Drug Church are angry and they don’t attempt to hide it. Paul Walker is the band’s newest full-length, and it offers little over twenty-five minutes of raw, 80s driven hardcore.
It’s evident from album opener ‘Thinking About Joining Drug Church’ that the band wastes absolutely no time in celebrating the fact that their lives are going nowhere. Vocalist Patrick Klindon of Self Defence Family fame delivers his depressing, but amusing lyrics in a very horse yet vicious yell, definitely a throwback to the old-school hardcore records of yesteryear. It’s surprising too - with the backdrop of punk instead of a Self Defence Family song; you may never even guess Klindon was behind the mic.

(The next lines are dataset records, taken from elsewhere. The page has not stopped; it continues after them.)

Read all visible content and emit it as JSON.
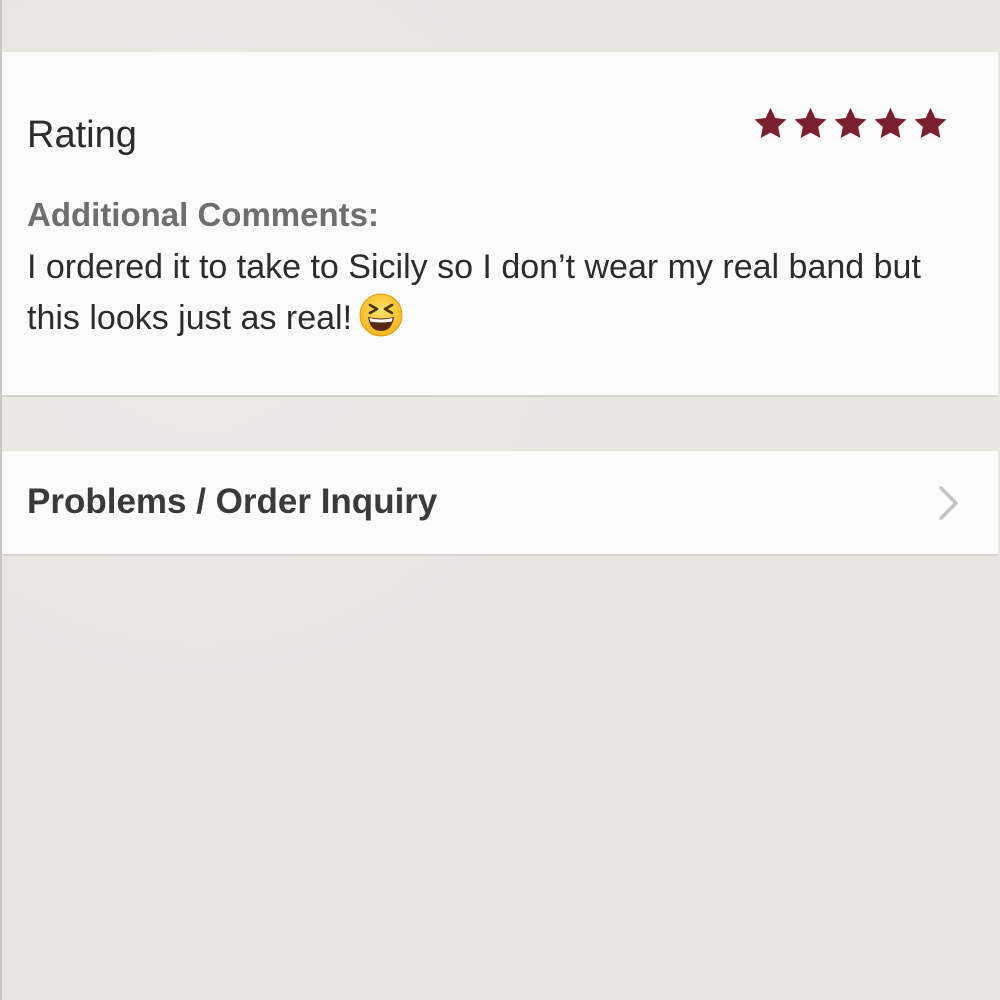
{
  "review": {
    "rating_label": "Rating",
    "rating_value": 5,
    "rating_max": 5,
    "star_color": "#7a1f2d",
    "comments_heading": "Additional Comments:",
    "comment_text": "I ordered it to take to Sicily so I don’t wear my real band but this looks just as real!",
    "comment_emoji": "grinning-squinting-face-emoji"
  },
  "inquiry": {
    "label": "Problems / Order Inquiry",
    "icon": "chevron-right-icon"
  }
}
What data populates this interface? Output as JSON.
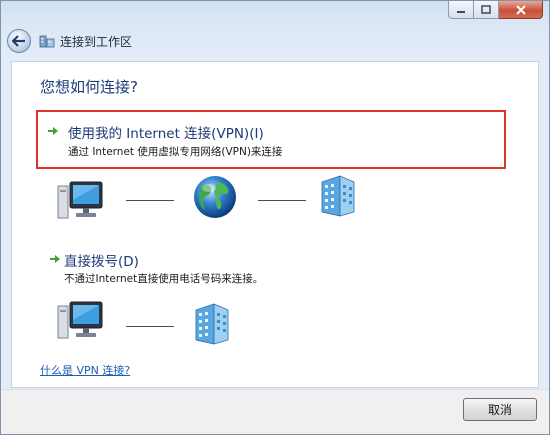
{
  "window": {
    "nav_title": "连接到工作区"
  },
  "content": {
    "question": "您想如何连接?",
    "options": [
      {
        "title": "使用我的 Internet 连接(VPN)(I)",
        "description": "通过 Internet 使用虚拟专用网络(VPN)来连接",
        "highlighted": true,
        "highlight_color": "#e0312b"
      },
      {
        "title": "直接拨号(D)",
        "description": "不通过Internet直接使用电话号码来连接。",
        "highlighted": false
      }
    ],
    "vpn_diagram": [
      "computer-icon",
      "globe-icon",
      "server-building-icon"
    ],
    "dial_diagram": [
      "computer-icon",
      "server-building-icon"
    ],
    "help_link": "什么是 VPN 连接?"
  },
  "footer": {
    "cancel_label": "取消"
  },
  "colors": {
    "heading": "#1e3a78",
    "link": "#1d5fb5",
    "arrow": "#3aa33a"
  }
}
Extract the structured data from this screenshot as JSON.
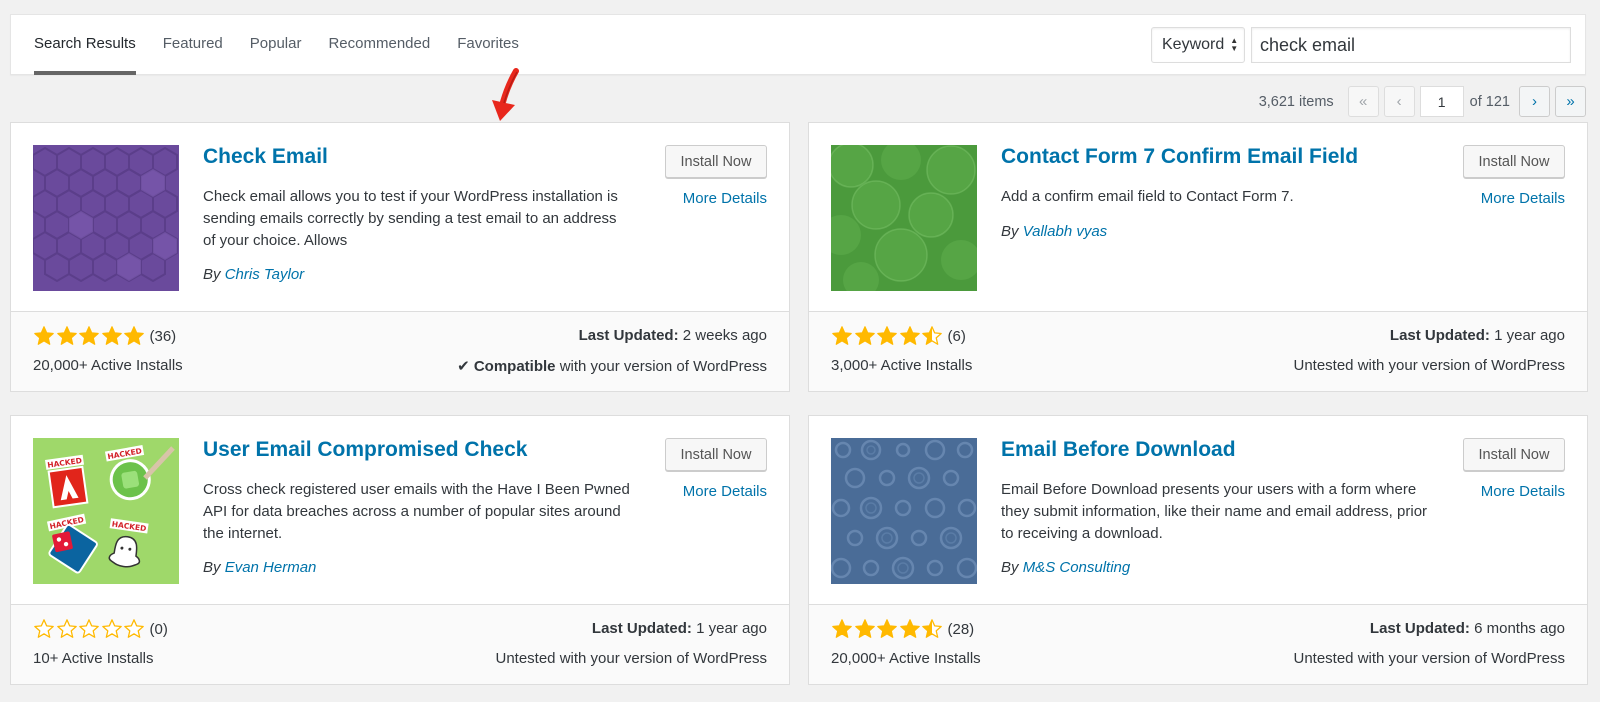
{
  "filter": {
    "tabs": [
      {
        "label": "Search Results",
        "active": true
      },
      {
        "label": "Featured",
        "active": false
      },
      {
        "label": "Popular",
        "active": false
      },
      {
        "label": "Recommended",
        "active": false
      },
      {
        "label": "Favorites",
        "active": false
      }
    ],
    "search_type": "Keyword",
    "search_value": "check email"
  },
  "pagination": {
    "items": "3,621 items",
    "first": "«",
    "prev": "‹",
    "current_page": "1",
    "of_total": "of 121",
    "next": "›",
    "last": "»"
  },
  "plugins": [
    {
      "name": "Check Email",
      "description": "Check email allows you to test if your WordPress installation is sending emails correctly by sending a test email to an address of your choice. Allows",
      "author_prefix": "By",
      "author": "Chris Taylor",
      "install_label": "Install Now",
      "more_details": "More Details",
      "rating": 5,
      "num_ratings": "(36)",
      "active_installs": "20,000+ Active Installs",
      "last_updated_label": "Last Updated:",
      "last_updated": "2 weeks ago",
      "compat_strong": "Compatible",
      "compat_text": "with your version of WordPress",
      "icon": "purple-hexagon-pattern",
      "icon_color": "#6a4a9c"
    },
    {
      "name": "Contact Form 7 Confirm Email Field",
      "description": "Add a confirm email field to Contact Form 7.",
      "author_prefix": "By",
      "author": "Vallabh vyas",
      "install_label": "Install Now",
      "more_details": "More Details",
      "rating": 4.5,
      "num_ratings": "(6)",
      "active_installs": "3,000+ Active Installs",
      "last_updated_label": "Last Updated:",
      "last_updated": "1 year ago",
      "compat_strong": "",
      "compat_text": "Untested with your version of WordPress",
      "icon": "green-circle-pattern",
      "icon_color": "#4b9a3c"
    },
    {
      "name": "User Email Compromised Check",
      "description": "Cross check registered user emails with the Have I Been Pwned API for data breaches across a number of popular sites around the internet.",
      "author_prefix": "By",
      "author": "Evan Herman",
      "install_label": "Install Now",
      "more_details": "More Details",
      "rating": 0,
      "num_ratings": "(0)",
      "active_installs": "10+ Active Installs",
      "last_updated_label": "Last Updated:",
      "last_updated": "1 year ago",
      "compat_strong": "",
      "compat_text": "Untested with your version of WordPress",
      "icon": "hacked-stickers",
      "icon_color": "#9fd86a",
      "icon_sticker_text": "HACKED"
    },
    {
      "name": "Email Before Download",
      "description": "Email Before Download presents your users with a form where they submit information, like their name and email address, prior to receiving a download.",
      "author_prefix": "By",
      "author": "M&S Consulting",
      "install_label": "Install Now",
      "more_details": "More Details",
      "rating": 4.5,
      "num_ratings": "(28)",
      "active_installs": "20,000+ Active Installs",
      "last_updated_label": "Last Updated:",
      "last_updated": "6 months ago",
      "compat_strong": "",
      "compat_text": "Untested with your version of WordPress",
      "icon": "blue-ring-pattern",
      "icon_color": "#4a6c97"
    }
  ],
  "colors": {
    "link": "#0073aa",
    "star": "#ffb900",
    "annotation": "#e8271c"
  }
}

Musically Paul Walker is somewhere between Black Flag, Nervous Breakdown-era and Nirvana’s early material with raucous songs drenched in feedback and fuzz that often last mere minutes. The band’s execution is absolutely fantastic, making Paul Walker engaging throughout its runtime which, whilst leaning towards the short side, fits the album so well. Many bands claim that their recorded material is reflective of their live show, but this is true for so few. On the other hand, Drug Church make this more than believable – the band’s use of feedback as well as an incredibly raw and potent guitar tone drenched in layers of fuzz result in ten songs made for a live setting.
The songs are fairly straightforward throughout, which, while repetitive (as with most punk records) still makes for a fairly fun and entertaining twenty-six minutes. Both riffs and basslines are often memorable throughout, especially on tracks such as Attending A Cousin’s Birthday Party, Learning To Speak British and Thrill Hill, the latter of which opens with a clean arpeggio pattern before descending into a mid-tempo ode to failure with Klindon offering some of the best lyrics on the album.
It’s a shame that there aren’t more bands blasting through songs in the same raw and uncompromising manner that Drug Church are. Klindon celebrates failure in a way which, for listeners, is both entertaining and openly morbid. Fiery in delivery, Paul Walker is unbridled anger at its best, and is “the perfect record to listen to as you skate home from your night shift cleaning up puke in the bathroom of a Steak & Shake,” as the band puts it.